» SUPPLIED MATERIAL:
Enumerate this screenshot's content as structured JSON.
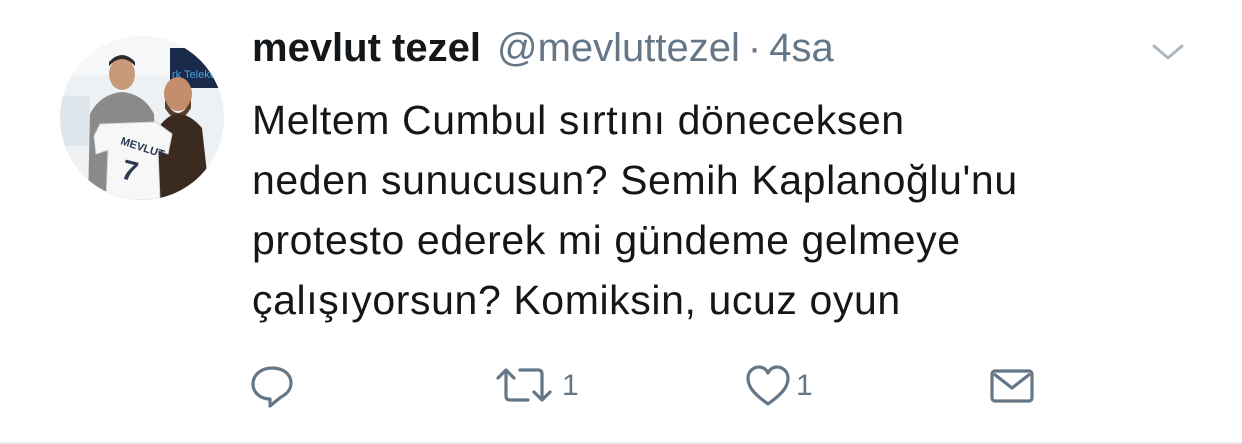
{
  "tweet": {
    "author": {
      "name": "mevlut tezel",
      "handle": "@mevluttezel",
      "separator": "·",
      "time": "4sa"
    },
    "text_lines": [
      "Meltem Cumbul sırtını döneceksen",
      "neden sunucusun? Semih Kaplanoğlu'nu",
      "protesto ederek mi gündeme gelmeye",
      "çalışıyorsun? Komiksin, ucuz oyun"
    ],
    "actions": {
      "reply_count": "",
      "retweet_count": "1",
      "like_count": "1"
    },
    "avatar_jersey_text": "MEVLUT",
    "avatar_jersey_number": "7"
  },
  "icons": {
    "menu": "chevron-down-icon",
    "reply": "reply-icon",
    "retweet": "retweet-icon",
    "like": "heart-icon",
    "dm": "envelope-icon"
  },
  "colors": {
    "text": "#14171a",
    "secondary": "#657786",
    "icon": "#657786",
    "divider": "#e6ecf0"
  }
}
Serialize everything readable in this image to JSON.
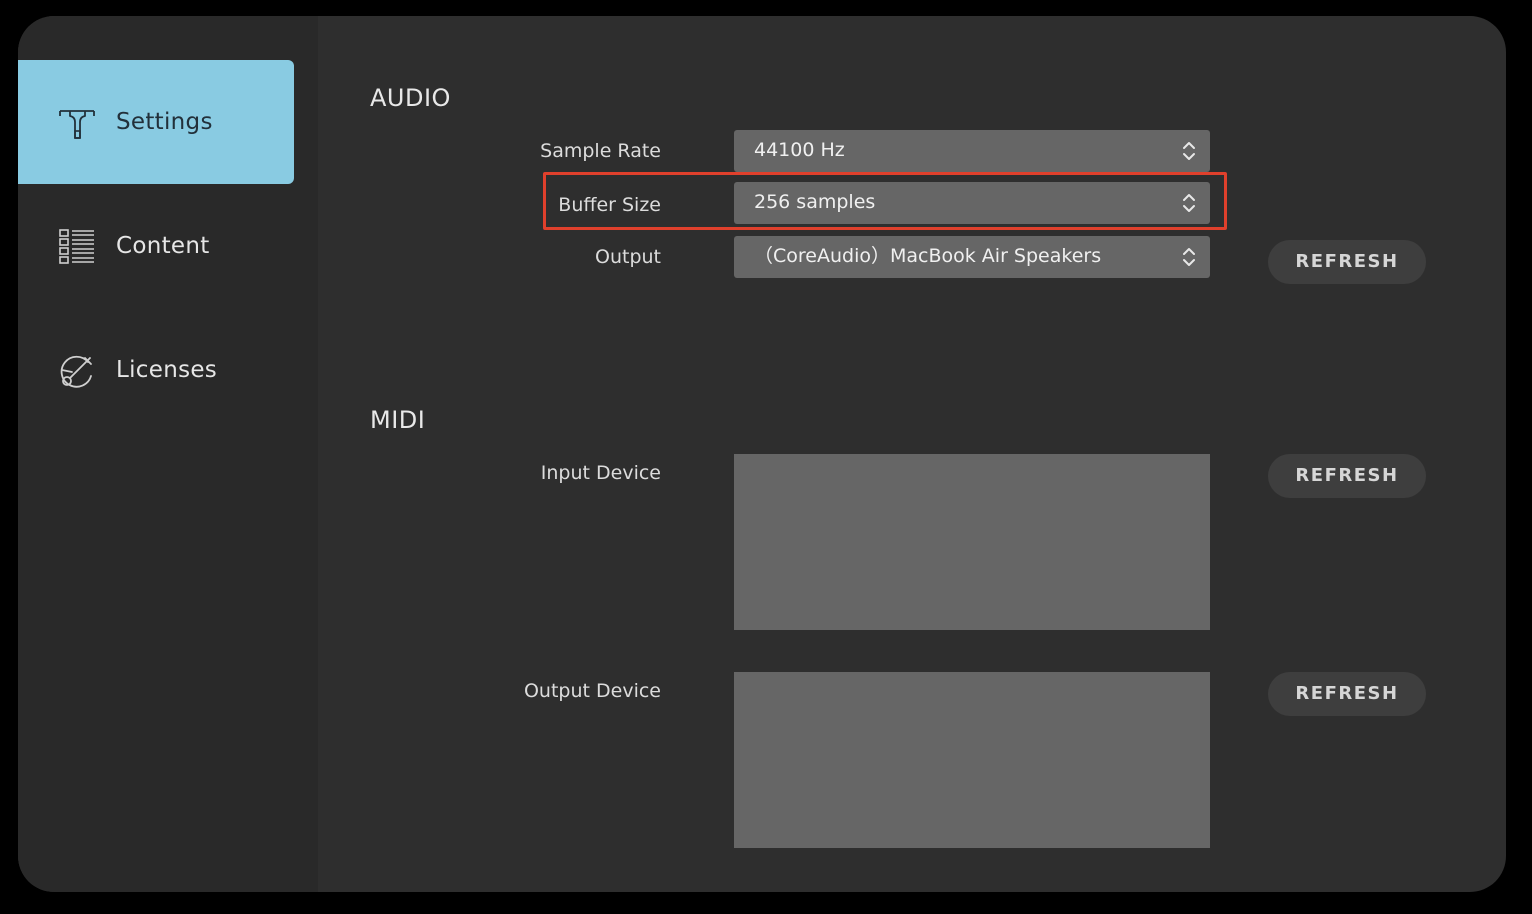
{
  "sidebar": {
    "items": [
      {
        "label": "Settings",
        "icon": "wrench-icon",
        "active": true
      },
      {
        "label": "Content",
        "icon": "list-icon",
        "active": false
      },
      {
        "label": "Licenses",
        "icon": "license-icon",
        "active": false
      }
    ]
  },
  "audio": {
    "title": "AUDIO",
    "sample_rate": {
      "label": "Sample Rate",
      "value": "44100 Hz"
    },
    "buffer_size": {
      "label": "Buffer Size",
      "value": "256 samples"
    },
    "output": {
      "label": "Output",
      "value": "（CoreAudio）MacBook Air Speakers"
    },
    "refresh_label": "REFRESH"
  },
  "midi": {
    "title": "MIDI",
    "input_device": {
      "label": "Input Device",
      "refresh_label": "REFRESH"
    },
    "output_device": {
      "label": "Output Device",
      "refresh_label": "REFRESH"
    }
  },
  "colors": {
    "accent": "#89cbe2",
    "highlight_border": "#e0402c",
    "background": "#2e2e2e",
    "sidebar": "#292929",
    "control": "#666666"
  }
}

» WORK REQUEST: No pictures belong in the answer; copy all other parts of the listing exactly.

» SOLUTION FOR THIS TASK:
Enumerate this screenshot's content as structured JSON.
{
  "tweet": {
    "author": {
      "name": "mevlut tezel",
      "handle": "@mevluttezel",
      "separator": "·",
      "time": "4sa"
    },
    "text_lines": [
      "Meltem Cumbul sırtını döneceksen",
      "neden sunucusun? Semih Kaplanoğlu'nu",
      "protesto ederek mi gündeme gelmeye",
      "çalışıyorsun? Komiksin, ucuz oyun"
    ],
    "actions": {
      "reply_count": "",
      "retweet_count": "1",
      "like_count": "1"
    },
    "avatar_jersey_text": "MEVLUT",
    "avatar_jersey_number": "7"
  },
  "icons": {
    "menu": "chevron-down-icon",
    "reply": "reply-icon",
    "retweet": "retweet-icon",
    "like": "heart-icon",
    "dm": "envelope-icon"
  },
  "colors": {
    "text": "#14171a",
    "secondary": "#657786",
    "icon": "#657786",
    "divider": "#e6ecf0"
  }
}
Serialize everything readable in this image to JSON.
{
  "sidebar": {
    "items": [
      {
        "label": "Settings",
        "icon": "wrench-icon",
        "active": true
      },
      {
        "label": "Content",
        "icon": "list-icon",
        "active": false
      },
      {
        "label": "Licenses",
        "icon": "license-icon",
        "active": false
      }
    ]
  },
  "audio": {
    "title": "AUDIO",
    "sample_rate": {
      "label": "Sample Rate",
      "value": "44100 Hz"
    },
    "buffer_size": {
      "label": "Buffer Size",
      "value": "256 samples"
    },
    "output": {
      "label": "Output",
      "value": "（CoreAudio）MacBook Air Speakers"
    },
    "refresh_label": "REFRESH"
  },
  "midi": {
    "title": "MIDI",
    "input_device": {
      "label": "Input Device",
      "refresh_label": "REFRESH"
    },
    "output_device": {
      "label": "Output Device",
      "refresh_label": "REFRESH"
    }
  },
  "colors": {
    "accent": "#89cbe2",
    "highlight_border": "#e0402c",
    "background": "#2e2e2e",
    "sidebar": "#292929",
    "control": "#666666"
  }
}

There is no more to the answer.